Exercise instructions: From the records below, pull each line that has "сварка".

Working data:
----
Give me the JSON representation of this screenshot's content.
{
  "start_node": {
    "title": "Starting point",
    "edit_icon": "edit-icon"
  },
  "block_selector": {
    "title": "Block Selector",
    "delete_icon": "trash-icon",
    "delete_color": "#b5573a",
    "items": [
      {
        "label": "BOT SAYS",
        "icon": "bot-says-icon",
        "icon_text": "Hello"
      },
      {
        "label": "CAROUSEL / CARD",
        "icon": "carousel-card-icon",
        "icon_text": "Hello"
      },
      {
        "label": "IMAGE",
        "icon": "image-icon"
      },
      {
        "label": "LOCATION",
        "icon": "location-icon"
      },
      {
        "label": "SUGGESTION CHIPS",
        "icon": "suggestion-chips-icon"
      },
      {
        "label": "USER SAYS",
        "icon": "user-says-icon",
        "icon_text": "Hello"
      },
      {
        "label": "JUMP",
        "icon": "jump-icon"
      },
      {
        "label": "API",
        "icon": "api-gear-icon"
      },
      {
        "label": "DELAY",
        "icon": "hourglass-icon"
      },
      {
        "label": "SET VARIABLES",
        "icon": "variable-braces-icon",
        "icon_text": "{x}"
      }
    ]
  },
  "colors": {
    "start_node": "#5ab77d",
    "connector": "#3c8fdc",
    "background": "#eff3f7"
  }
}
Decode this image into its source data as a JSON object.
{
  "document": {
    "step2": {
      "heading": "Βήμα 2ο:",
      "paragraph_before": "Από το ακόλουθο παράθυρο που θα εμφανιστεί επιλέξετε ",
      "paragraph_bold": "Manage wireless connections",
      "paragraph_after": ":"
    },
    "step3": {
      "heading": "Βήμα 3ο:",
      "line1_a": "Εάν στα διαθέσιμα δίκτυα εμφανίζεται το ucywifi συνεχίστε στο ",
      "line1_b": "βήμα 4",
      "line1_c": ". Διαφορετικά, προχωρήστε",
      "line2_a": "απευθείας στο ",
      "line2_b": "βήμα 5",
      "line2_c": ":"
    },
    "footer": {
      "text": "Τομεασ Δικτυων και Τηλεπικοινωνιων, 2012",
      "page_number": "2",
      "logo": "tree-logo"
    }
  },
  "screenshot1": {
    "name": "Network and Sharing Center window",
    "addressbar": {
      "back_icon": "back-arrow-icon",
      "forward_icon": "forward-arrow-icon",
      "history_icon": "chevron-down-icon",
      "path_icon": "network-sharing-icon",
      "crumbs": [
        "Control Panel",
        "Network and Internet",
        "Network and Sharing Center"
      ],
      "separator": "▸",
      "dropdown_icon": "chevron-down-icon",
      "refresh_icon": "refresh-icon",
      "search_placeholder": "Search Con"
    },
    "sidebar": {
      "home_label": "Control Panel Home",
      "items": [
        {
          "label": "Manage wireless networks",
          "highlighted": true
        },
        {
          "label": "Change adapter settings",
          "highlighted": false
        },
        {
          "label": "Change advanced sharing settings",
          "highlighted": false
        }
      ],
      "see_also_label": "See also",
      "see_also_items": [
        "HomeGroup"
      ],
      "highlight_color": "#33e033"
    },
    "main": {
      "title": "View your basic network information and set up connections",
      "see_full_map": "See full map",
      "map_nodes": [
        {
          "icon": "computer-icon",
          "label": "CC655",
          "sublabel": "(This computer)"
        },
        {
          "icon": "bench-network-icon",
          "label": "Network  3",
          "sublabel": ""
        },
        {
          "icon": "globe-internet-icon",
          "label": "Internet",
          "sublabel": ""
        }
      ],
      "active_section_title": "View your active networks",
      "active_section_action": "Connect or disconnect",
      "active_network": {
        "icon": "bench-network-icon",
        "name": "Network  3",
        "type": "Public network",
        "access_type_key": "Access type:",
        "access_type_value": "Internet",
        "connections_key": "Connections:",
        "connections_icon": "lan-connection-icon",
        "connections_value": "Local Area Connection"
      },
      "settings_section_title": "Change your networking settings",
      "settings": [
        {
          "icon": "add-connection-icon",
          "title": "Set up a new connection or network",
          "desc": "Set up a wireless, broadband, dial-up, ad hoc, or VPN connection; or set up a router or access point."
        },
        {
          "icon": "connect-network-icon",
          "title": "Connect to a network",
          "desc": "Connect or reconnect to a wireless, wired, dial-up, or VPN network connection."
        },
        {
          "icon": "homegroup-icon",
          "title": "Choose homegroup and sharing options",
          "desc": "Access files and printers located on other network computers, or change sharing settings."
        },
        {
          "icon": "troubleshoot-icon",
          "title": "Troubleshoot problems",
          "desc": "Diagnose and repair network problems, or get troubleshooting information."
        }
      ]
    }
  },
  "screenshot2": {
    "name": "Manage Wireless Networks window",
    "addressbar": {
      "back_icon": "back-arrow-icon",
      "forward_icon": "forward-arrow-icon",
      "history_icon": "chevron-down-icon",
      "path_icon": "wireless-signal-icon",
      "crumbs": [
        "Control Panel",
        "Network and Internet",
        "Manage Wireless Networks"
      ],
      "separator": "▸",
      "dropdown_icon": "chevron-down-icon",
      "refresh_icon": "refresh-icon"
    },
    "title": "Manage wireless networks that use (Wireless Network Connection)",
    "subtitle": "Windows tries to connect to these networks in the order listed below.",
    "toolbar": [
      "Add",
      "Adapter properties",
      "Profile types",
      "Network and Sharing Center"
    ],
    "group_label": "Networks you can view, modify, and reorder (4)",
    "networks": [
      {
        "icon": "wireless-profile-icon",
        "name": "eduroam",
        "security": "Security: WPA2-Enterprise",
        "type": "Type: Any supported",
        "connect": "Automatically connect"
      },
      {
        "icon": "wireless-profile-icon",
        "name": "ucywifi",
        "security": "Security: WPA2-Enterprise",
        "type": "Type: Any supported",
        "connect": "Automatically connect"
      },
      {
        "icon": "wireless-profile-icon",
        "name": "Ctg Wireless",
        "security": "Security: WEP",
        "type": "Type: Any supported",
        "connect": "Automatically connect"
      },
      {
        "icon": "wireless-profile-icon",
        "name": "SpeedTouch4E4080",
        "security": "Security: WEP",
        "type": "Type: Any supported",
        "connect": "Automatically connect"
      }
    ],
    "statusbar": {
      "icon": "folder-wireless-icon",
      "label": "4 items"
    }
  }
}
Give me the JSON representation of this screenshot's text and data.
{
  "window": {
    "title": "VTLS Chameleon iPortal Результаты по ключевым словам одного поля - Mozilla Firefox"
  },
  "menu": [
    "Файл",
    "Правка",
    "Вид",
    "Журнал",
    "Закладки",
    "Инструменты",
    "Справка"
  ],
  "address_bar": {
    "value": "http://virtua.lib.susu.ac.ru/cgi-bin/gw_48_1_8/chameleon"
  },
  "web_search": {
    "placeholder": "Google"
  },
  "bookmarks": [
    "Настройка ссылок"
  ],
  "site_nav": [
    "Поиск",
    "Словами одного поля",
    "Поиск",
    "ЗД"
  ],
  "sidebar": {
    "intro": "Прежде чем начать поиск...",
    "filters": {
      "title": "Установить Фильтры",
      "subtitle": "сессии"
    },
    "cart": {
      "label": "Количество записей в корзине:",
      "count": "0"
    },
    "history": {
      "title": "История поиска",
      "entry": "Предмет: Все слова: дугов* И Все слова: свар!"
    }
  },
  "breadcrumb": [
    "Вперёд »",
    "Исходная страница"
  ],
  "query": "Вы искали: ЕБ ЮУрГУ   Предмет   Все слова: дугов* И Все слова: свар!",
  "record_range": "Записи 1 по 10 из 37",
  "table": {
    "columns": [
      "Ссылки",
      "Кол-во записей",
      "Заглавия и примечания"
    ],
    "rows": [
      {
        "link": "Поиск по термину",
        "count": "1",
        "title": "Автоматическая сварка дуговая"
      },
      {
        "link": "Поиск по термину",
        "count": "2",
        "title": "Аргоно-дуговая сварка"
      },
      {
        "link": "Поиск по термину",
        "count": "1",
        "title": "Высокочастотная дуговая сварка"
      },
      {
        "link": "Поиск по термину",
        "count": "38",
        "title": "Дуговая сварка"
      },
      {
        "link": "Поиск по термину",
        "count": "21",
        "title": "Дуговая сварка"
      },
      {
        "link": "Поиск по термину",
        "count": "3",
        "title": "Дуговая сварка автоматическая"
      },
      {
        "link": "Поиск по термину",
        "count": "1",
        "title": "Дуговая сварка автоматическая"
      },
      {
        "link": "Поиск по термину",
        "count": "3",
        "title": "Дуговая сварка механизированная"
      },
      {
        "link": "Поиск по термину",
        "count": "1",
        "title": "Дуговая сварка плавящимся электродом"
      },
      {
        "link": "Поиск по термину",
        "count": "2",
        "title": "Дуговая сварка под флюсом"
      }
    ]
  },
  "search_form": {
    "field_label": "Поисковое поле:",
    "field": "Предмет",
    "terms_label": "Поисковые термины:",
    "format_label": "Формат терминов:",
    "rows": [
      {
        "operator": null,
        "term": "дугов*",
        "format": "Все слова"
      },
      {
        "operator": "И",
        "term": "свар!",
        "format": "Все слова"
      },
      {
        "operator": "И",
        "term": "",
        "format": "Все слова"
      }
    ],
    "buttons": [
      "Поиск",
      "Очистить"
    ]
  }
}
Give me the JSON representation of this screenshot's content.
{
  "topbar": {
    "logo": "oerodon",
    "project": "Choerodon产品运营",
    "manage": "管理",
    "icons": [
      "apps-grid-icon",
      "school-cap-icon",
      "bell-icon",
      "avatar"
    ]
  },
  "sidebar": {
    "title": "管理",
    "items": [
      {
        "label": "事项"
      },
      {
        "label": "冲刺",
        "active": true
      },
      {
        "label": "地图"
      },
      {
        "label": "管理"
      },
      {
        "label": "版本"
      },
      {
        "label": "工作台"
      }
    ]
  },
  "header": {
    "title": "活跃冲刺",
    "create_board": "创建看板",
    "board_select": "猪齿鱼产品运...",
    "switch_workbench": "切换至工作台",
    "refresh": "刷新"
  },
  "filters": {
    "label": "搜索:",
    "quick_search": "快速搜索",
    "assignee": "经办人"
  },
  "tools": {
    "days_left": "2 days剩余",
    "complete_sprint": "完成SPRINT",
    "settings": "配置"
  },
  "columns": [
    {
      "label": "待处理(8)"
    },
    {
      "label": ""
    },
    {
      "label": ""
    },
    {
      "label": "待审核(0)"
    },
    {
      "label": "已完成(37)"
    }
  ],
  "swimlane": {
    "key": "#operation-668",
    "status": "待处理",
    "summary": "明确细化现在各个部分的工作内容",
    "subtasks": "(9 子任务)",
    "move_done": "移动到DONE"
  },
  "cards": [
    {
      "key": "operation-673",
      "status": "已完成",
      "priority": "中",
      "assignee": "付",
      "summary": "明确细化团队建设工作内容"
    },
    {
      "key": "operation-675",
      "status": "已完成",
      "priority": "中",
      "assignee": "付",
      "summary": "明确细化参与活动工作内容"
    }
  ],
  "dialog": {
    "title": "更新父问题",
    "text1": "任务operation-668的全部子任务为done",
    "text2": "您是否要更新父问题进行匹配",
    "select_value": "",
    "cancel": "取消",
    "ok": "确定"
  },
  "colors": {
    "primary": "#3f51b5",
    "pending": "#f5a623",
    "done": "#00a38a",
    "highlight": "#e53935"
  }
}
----
Output of the task:
        "title": "Автоматическая сварка дуговая"
        "title": "Аргоно-дуговая сварка"
        "title": "Высокочастотная дуговая сварка"
        "title": "Дуговая сварка"
        "title": "Дуговая сварка"
        "title": "Дуговая сварка автоматическая"
        "title": "Дуговая сварка автоматическая"
        "title": "Дуговая сварка механизированная"
        "title": "Дуговая сварка плавящимся электродом"
        "title": "Дуговая сварка под флюсом"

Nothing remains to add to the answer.